(Saved data entries)
——————————

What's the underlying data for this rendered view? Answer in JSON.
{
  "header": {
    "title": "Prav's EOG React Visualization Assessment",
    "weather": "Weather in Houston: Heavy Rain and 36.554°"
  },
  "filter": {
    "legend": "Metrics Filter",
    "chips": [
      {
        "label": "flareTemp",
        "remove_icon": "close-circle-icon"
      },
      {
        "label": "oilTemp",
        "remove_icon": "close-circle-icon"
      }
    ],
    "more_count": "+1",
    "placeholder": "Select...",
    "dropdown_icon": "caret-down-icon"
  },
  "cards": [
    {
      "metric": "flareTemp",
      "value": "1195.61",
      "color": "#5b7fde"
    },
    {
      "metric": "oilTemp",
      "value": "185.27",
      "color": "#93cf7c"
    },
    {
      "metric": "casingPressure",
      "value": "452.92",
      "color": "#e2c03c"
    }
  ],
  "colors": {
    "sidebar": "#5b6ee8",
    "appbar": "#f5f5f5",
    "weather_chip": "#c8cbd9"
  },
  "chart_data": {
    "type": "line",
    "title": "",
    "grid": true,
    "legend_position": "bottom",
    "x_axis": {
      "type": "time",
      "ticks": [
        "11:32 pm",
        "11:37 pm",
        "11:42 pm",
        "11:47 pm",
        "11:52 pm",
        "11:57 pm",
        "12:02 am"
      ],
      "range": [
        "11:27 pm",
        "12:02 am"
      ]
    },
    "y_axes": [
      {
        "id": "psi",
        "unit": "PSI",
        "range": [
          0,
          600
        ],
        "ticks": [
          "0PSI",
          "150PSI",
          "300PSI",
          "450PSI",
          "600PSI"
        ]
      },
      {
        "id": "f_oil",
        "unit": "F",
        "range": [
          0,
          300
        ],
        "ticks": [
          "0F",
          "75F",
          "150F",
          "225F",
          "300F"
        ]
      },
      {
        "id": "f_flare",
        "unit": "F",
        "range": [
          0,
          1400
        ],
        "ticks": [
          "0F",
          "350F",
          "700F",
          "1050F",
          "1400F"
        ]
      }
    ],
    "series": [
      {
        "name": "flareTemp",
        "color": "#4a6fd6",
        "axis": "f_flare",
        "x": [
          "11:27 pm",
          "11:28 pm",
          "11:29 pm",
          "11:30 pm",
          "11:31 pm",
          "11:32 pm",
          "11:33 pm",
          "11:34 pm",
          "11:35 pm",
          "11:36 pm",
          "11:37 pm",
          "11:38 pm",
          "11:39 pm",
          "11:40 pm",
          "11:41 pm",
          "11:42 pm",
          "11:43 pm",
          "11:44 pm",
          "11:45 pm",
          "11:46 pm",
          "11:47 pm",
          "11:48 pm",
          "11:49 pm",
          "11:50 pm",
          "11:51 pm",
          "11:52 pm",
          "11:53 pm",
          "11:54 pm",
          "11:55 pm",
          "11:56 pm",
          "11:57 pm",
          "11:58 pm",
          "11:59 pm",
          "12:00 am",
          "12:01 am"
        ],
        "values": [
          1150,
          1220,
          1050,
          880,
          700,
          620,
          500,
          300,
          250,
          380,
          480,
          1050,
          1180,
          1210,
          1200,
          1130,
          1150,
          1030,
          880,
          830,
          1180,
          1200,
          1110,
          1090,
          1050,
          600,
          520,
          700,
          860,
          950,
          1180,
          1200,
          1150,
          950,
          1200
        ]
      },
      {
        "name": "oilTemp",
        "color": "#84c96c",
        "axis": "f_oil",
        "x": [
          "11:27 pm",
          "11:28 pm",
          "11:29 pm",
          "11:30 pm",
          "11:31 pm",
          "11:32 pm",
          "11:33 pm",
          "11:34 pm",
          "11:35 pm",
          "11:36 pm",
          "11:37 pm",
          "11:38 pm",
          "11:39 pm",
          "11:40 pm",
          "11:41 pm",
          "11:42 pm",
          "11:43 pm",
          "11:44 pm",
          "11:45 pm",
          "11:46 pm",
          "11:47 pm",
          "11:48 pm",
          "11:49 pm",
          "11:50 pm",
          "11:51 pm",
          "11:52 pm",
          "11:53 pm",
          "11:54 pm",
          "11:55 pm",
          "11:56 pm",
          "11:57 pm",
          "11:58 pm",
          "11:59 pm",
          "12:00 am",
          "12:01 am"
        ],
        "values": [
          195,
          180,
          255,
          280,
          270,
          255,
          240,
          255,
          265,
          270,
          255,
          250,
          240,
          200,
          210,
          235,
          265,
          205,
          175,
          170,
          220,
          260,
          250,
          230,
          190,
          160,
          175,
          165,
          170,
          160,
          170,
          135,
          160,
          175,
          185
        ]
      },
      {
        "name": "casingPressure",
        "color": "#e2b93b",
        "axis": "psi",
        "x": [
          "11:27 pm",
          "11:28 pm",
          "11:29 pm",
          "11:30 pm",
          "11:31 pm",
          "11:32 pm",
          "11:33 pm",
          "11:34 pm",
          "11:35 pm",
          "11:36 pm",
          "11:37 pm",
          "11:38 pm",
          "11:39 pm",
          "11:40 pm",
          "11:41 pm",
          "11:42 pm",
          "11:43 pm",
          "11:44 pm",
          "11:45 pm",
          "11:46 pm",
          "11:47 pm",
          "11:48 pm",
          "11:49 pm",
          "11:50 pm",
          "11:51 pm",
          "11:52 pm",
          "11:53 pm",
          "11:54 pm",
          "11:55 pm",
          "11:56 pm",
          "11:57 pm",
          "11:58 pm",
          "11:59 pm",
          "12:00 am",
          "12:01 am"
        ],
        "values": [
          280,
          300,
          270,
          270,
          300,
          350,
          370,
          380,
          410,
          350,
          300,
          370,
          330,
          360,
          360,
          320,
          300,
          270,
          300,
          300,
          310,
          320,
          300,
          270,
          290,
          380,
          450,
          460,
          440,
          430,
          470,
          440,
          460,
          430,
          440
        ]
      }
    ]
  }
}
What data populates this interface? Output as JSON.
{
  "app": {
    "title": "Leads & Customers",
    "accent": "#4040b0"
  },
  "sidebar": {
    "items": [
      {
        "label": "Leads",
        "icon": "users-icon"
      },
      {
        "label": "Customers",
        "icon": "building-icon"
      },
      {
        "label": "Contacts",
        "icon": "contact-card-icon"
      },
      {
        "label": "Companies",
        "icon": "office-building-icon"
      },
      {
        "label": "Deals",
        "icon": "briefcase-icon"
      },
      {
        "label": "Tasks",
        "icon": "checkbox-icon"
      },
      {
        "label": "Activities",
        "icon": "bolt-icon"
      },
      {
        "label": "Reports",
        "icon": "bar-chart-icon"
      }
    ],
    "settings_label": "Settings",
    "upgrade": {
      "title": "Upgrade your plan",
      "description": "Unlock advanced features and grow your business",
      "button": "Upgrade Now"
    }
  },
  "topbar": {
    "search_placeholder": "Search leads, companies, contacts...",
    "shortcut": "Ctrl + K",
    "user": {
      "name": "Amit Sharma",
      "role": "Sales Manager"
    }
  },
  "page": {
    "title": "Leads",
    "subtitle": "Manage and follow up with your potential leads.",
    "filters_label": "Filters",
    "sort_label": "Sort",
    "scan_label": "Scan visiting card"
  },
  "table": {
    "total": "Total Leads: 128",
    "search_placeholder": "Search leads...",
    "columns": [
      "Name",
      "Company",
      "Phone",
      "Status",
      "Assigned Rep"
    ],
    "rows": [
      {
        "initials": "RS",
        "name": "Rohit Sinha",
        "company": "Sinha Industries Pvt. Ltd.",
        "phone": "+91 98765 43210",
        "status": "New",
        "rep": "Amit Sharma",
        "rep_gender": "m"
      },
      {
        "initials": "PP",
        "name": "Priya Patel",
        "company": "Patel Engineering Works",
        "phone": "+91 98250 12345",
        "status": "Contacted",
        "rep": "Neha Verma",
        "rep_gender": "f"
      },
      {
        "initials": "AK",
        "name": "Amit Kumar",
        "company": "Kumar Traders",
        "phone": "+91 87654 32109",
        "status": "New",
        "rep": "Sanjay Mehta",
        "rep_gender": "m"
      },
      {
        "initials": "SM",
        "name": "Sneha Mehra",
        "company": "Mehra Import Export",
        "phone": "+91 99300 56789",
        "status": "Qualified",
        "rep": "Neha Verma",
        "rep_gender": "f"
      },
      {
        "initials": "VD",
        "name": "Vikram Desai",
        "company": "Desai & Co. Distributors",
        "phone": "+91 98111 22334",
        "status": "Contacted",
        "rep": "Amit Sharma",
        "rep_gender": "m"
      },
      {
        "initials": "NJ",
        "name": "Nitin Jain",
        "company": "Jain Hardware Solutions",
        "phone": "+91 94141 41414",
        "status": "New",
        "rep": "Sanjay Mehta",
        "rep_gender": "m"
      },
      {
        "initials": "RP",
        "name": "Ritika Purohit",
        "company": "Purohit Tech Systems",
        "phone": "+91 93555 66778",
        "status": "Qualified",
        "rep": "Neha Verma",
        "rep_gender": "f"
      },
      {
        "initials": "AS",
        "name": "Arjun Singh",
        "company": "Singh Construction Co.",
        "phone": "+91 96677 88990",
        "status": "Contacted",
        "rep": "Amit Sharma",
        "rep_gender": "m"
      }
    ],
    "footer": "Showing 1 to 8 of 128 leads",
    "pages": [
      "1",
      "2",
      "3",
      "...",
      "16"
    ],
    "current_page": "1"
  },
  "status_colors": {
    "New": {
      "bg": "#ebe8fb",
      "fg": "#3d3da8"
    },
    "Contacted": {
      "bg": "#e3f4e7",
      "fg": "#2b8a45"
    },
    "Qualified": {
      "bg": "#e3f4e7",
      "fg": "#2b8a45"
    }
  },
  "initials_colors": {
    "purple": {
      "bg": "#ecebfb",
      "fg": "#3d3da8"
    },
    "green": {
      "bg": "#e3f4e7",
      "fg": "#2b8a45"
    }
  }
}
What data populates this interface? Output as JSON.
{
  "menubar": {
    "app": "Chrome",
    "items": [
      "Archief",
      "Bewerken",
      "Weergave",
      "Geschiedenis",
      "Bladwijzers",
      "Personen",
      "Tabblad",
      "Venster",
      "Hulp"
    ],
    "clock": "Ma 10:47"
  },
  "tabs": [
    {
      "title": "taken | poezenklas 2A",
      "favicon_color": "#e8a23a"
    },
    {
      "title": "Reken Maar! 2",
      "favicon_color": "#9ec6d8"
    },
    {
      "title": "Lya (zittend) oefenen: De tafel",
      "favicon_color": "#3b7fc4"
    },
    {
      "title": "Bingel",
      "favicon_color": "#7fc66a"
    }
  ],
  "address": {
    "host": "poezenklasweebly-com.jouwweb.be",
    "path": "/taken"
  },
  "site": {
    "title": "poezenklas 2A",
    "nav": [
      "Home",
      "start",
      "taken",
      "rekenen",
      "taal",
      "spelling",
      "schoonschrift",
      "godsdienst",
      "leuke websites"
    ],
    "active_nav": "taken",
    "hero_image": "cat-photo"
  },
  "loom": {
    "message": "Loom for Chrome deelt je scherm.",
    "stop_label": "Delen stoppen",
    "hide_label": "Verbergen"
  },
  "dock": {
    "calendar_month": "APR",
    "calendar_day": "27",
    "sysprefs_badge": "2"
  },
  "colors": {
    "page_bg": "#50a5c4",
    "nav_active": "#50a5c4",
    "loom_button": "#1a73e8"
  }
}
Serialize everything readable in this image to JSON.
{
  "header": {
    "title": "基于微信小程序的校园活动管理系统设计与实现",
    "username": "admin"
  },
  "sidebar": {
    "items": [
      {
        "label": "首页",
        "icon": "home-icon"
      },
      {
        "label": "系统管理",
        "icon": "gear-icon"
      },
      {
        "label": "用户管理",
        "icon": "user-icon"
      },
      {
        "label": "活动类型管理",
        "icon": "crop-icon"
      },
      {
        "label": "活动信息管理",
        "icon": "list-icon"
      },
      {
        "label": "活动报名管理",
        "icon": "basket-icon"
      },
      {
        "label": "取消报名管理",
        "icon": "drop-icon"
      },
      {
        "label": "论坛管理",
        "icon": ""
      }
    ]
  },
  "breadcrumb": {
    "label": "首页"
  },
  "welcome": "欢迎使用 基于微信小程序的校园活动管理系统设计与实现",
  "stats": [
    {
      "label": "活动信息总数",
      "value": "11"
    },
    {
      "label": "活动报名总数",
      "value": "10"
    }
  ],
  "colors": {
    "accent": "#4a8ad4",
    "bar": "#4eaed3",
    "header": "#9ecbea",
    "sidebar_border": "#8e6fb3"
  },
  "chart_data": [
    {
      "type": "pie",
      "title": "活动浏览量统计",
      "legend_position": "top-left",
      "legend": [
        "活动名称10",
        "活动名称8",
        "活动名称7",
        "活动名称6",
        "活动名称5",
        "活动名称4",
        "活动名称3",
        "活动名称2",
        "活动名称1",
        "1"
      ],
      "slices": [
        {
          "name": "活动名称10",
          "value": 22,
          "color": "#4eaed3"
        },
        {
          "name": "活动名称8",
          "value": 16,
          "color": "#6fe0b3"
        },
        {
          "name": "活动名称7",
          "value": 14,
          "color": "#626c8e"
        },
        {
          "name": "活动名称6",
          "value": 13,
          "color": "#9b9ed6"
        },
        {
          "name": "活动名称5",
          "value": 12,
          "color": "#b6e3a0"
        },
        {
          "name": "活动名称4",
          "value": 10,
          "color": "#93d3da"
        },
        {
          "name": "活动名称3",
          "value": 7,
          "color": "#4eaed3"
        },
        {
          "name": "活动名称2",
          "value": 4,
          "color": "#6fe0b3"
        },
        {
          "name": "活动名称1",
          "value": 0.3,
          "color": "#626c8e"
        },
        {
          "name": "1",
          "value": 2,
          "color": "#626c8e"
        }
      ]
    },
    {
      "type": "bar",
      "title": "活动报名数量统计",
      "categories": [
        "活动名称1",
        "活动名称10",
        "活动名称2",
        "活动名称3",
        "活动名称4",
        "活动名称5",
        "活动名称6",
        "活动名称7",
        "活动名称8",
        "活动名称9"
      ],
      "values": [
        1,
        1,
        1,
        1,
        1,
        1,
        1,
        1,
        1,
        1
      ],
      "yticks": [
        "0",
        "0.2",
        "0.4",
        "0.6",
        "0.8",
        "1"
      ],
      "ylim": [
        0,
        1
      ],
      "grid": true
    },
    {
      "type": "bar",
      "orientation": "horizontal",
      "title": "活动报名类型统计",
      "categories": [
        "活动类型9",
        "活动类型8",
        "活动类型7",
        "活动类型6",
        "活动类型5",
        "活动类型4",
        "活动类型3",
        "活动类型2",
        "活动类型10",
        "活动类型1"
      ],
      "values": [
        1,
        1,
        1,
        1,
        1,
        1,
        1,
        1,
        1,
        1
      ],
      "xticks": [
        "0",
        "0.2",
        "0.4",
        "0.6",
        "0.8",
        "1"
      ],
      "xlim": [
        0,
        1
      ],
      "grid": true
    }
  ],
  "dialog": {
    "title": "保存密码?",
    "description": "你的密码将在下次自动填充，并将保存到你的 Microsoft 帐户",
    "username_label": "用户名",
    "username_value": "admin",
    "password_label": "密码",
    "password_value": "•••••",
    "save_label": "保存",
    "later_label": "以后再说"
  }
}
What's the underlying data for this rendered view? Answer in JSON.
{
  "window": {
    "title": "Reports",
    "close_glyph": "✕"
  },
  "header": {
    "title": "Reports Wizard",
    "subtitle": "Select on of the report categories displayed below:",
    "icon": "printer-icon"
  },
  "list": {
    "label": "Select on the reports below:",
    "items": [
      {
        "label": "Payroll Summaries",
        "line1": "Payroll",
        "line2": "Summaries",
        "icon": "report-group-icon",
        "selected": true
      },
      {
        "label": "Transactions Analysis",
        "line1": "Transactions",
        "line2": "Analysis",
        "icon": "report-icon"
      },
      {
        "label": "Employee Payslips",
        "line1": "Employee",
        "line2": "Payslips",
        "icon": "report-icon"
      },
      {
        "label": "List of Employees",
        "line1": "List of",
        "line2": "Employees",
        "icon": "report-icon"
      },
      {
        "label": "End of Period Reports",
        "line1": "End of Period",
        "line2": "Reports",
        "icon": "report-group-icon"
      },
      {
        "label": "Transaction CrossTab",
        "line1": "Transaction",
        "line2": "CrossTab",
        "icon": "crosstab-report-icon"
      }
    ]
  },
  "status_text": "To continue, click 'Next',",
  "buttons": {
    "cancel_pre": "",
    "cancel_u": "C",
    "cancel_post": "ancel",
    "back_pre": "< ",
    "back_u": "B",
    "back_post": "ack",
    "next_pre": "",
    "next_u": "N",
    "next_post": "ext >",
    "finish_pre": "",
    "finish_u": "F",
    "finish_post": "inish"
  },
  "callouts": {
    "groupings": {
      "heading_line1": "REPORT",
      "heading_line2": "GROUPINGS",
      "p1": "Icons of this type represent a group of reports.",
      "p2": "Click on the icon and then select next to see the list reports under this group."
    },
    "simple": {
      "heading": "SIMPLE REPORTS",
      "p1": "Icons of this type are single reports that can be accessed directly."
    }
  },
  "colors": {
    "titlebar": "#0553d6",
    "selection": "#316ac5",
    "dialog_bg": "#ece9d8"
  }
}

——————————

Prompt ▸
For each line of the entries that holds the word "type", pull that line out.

Reply to the exercise ▸
    "type": "line",
      "type": "time",
      "type": "pie",
      "type": "bar",
      "type": "bar",
      "p1": "Icons of this type represent a group of reports.",
      "p1": "Icons of this type are single reports that can be accessed directly."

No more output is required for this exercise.